[Opening Data to use section]
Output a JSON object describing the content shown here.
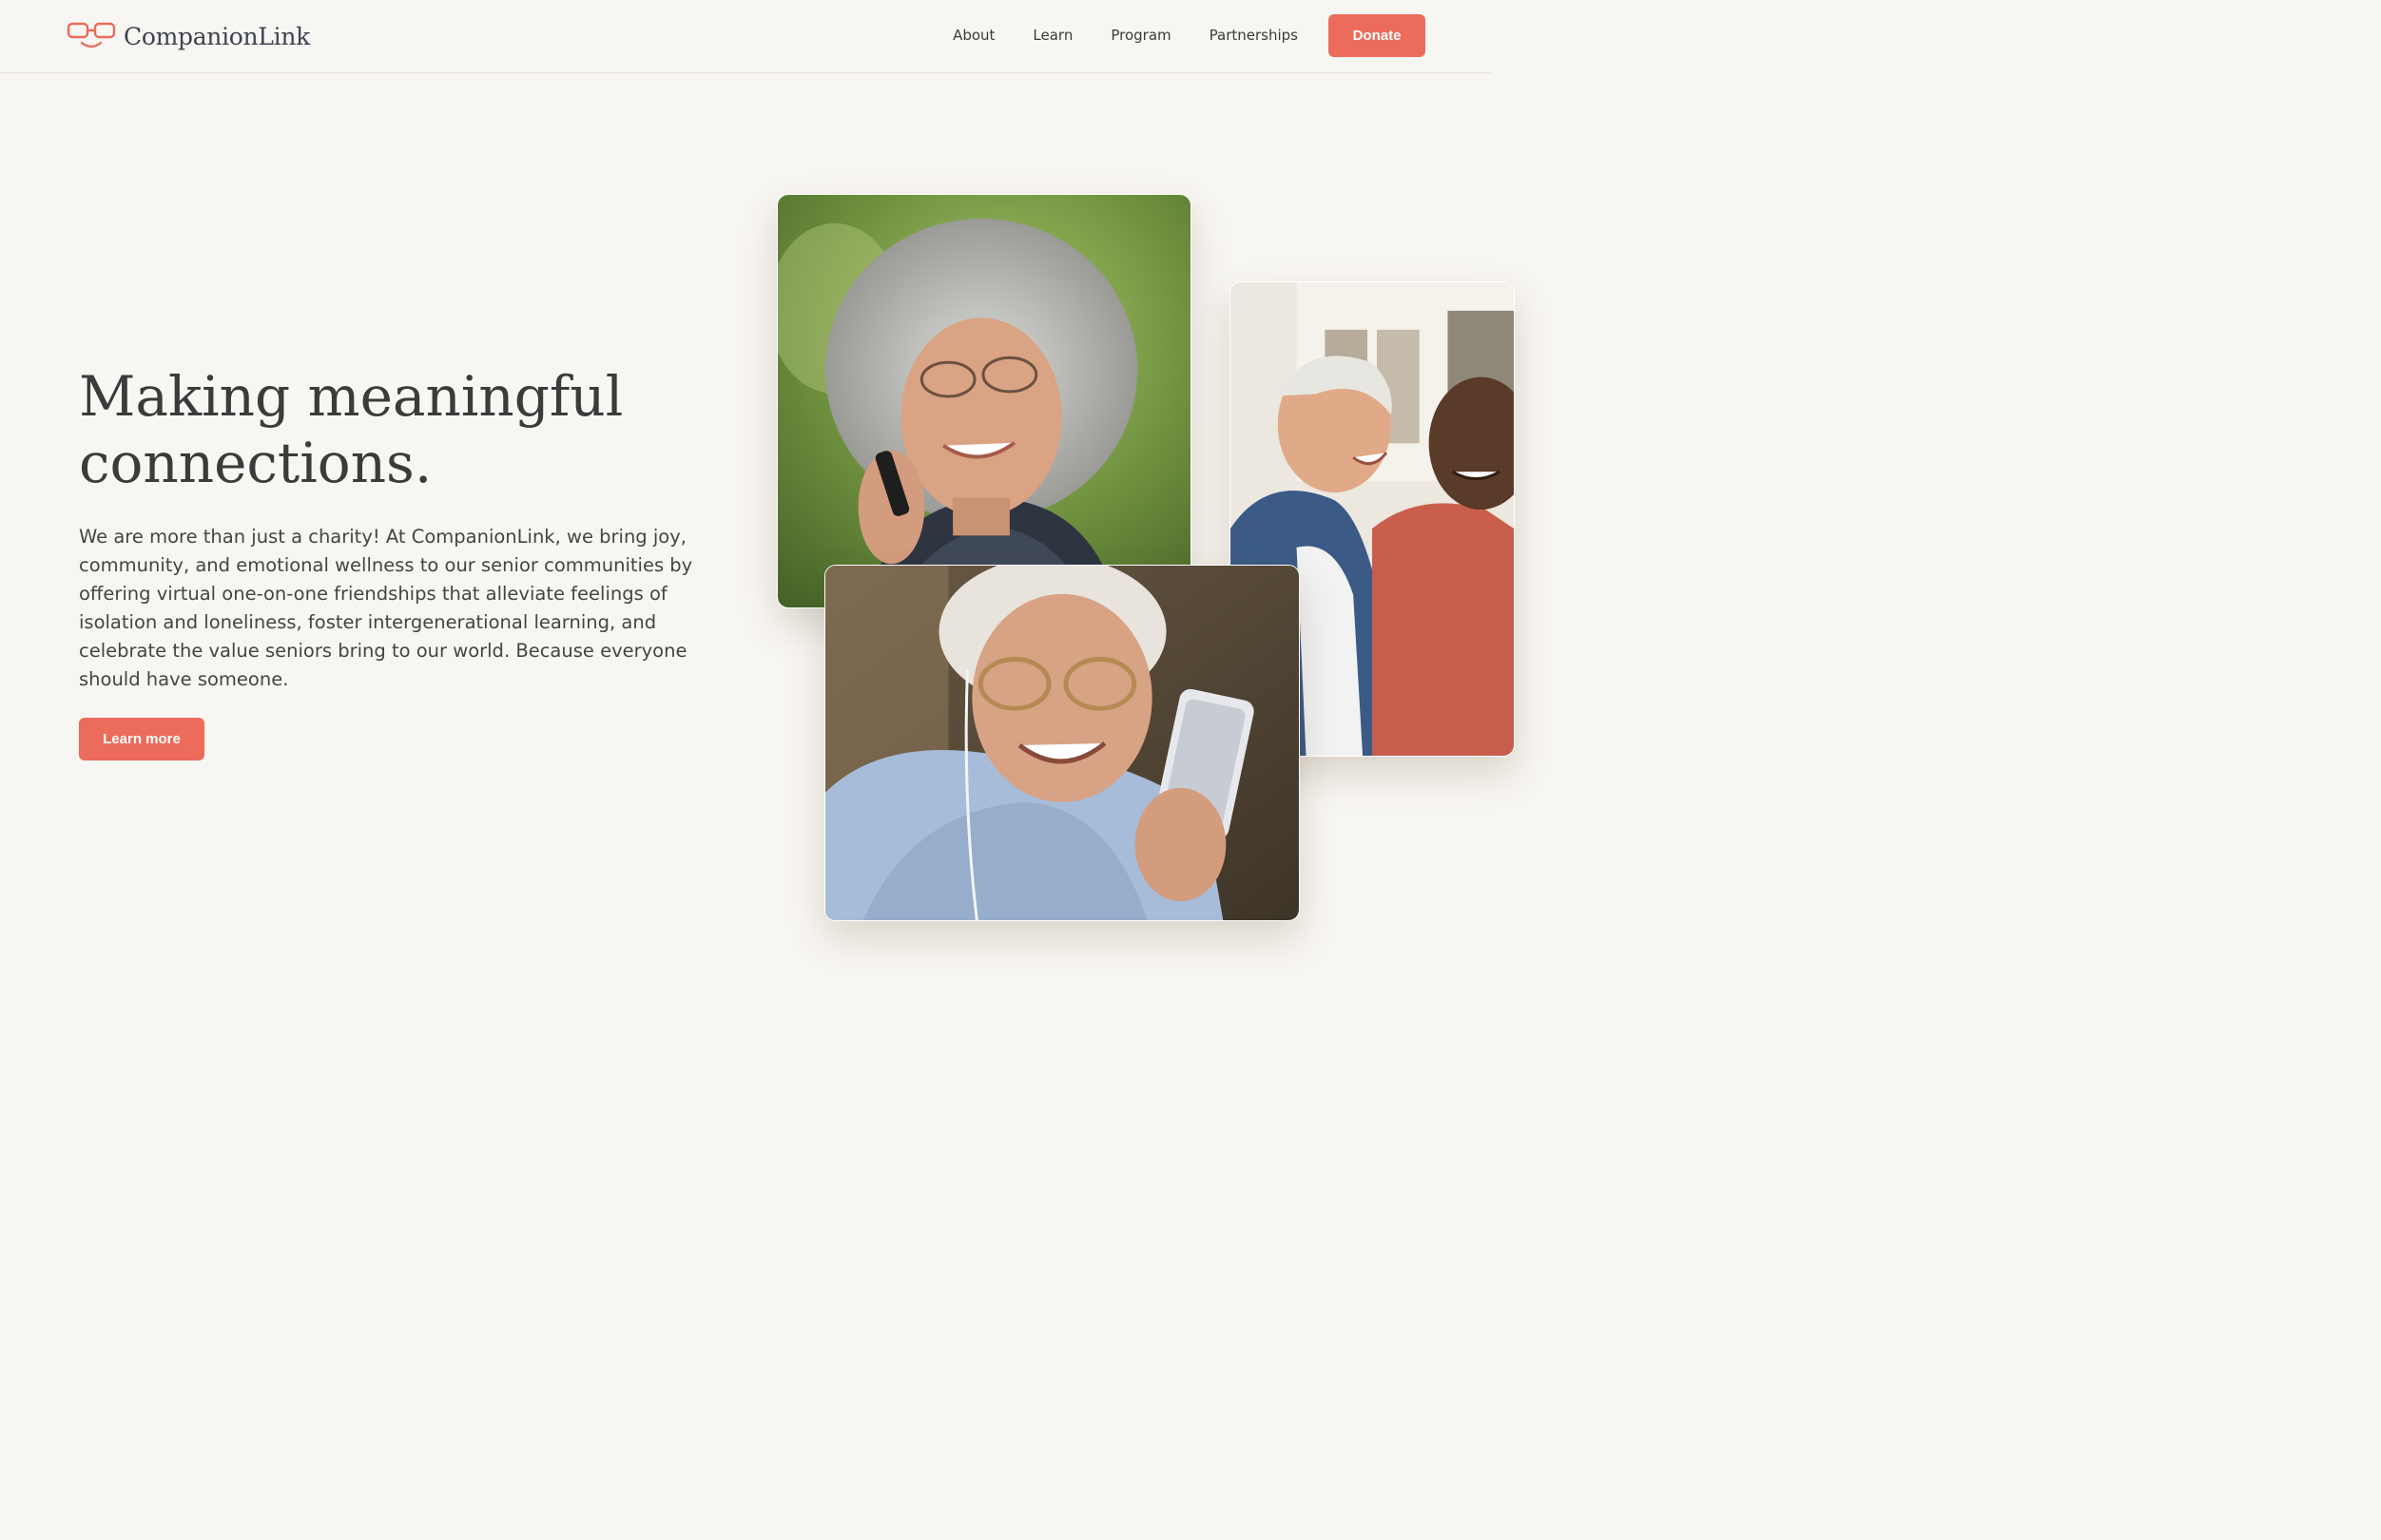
{
  "header": {
    "brand": {
      "name": "CompanionLink",
      "logo_icon": "linked-glasses-smile-icon",
      "logo_color": "#ec6b5b"
    },
    "nav": [
      {
        "label": "About"
      },
      {
        "label": "Learn"
      },
      {
        "label": "Program"
      },
      {
        "label": "Partnerships"
      }
    ],
    "donate_label": "Donate"
  },
  "hero": {
    "title_line1": "Making meaningful",
    "title_line2": "connections.",
    "body": "We are more than just a charity! At CompanionLink, we bring joy, community, and emotional wellness to our senior communities by offering virtual one-on-one friendships that alleviate feelings of isolation and loneliness, foster intergenerational learning, and celebrate the value seniors bring to our world. Because everyone should have someone.",
    "cta_label": "Learn more"
  },
  "photos": [
    {
      "subject": "senior-woman-on-phone-photo"
    },
    {
      "subject": "two-senior-men-laughing-photo"
    },
    {
      "subject": "senior-woman-video-call-photo"
    }
  ],
  "colors": {
    "accent": "#ec6b5b",
    "background": "#f8f6f2",
    "text": "#3b3b3b"
  }
}
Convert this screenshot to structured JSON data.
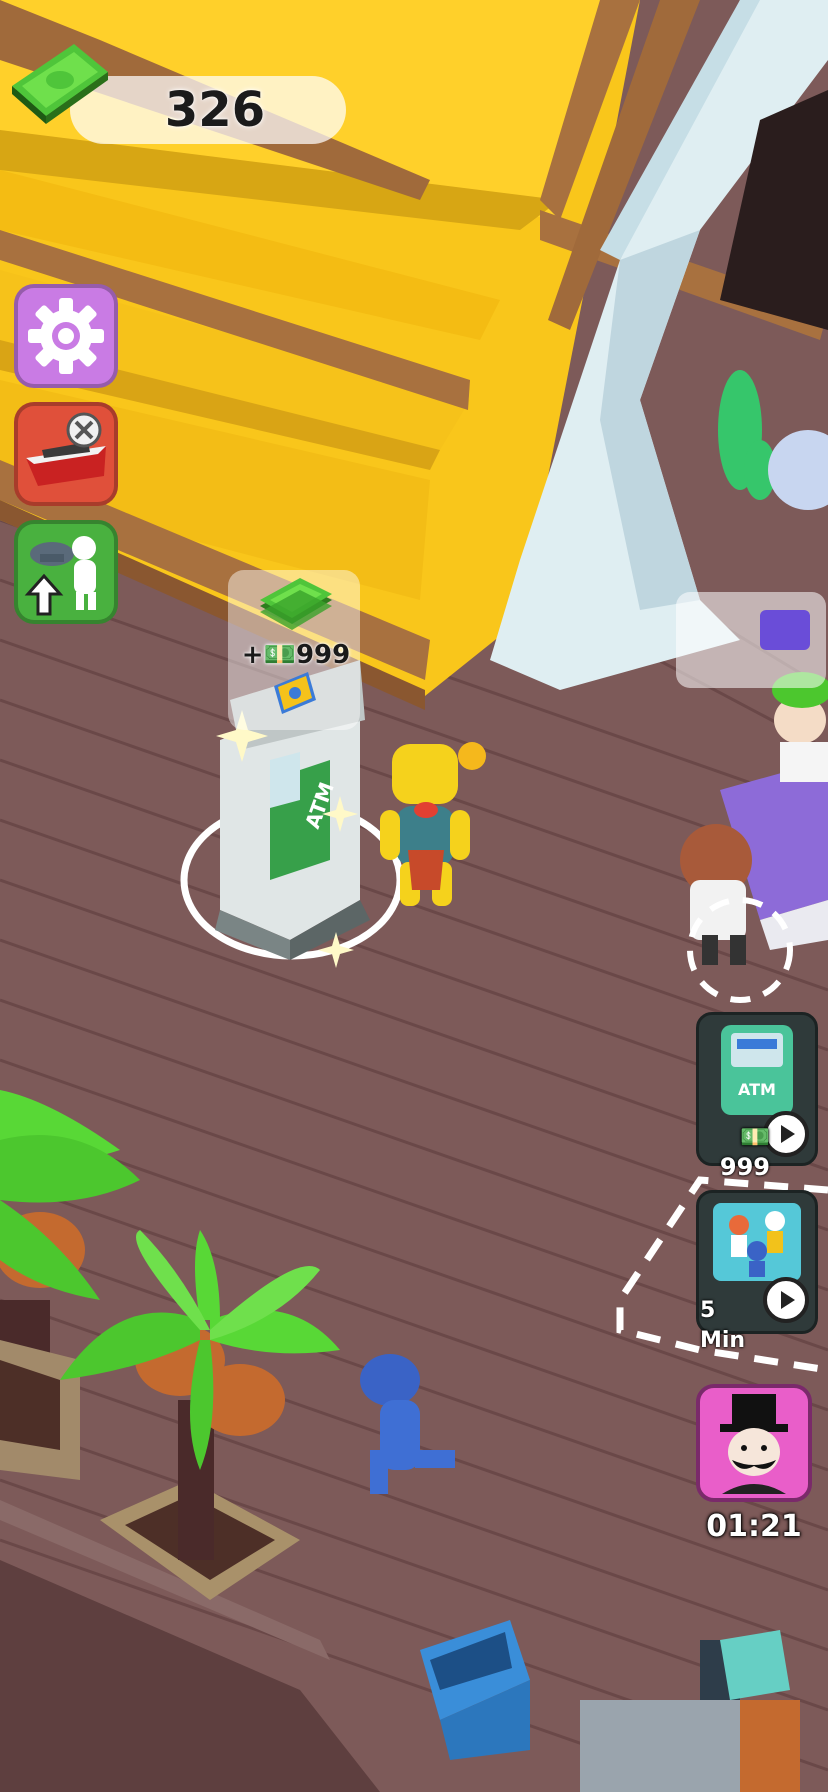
{
  "hud": {
    "cash_amount": "326",
    "cash_icon": "cash-stack-icon"
  },
  "side_menu": {
    "items": [
      {
        "name": "settings",
        "icon": "gear-icon",
        "color": "#c97be4"
      },
      {
        "name": "boat-shop",
        "icon": "boat-utensils-icon",
        "color": "#e0503a"
      },
      {
        "name": "staff-upgrade",
        "icon": "staff-upgrade-arrow-icon",
        "color": "#49b13f"
      }
    ]
  },
  "atm_station": {
    "reward_label": "+💵999",
    "reward_icon": "cash-stack-icon",
    "ticket_icon": "atm-ticket-icon"
  },
  "right_panel": {
    "atm_offer": {
      "label": "💵999",
      "icon": "atm-machine-icon",
      "action_icon": "play-icon"
    },
    "speed_offer": {
      "label": "5 Min",
      "icon": "running-customers-icon",
      "action_icon": "play-icon"
    },
    "visitor": {
      "timer": "01:21",
      "icon": "top-hat-gentleman-icon",
      "color": "#e95ec9"
    }
  },
  "colors": {
    "deck": "#7d5a59",
    "roof": "#f9c61b",
    "palm_leaf": "#58d836",
    "player": "#f5d21c"
  }
}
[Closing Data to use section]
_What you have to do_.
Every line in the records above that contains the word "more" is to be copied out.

_Task response_.
    "body": "We are more than just a charity! At CompanionLink, we bring joy, community, and emotional wellness to our senior communities by offering virtual one-on-one friendships that alleviate feelings of isolation and loneliness, foster intergenerational learning, and celebrate the value seniors bring to our world. Because everyone should have someone.",
    "cta_label": "Learn more"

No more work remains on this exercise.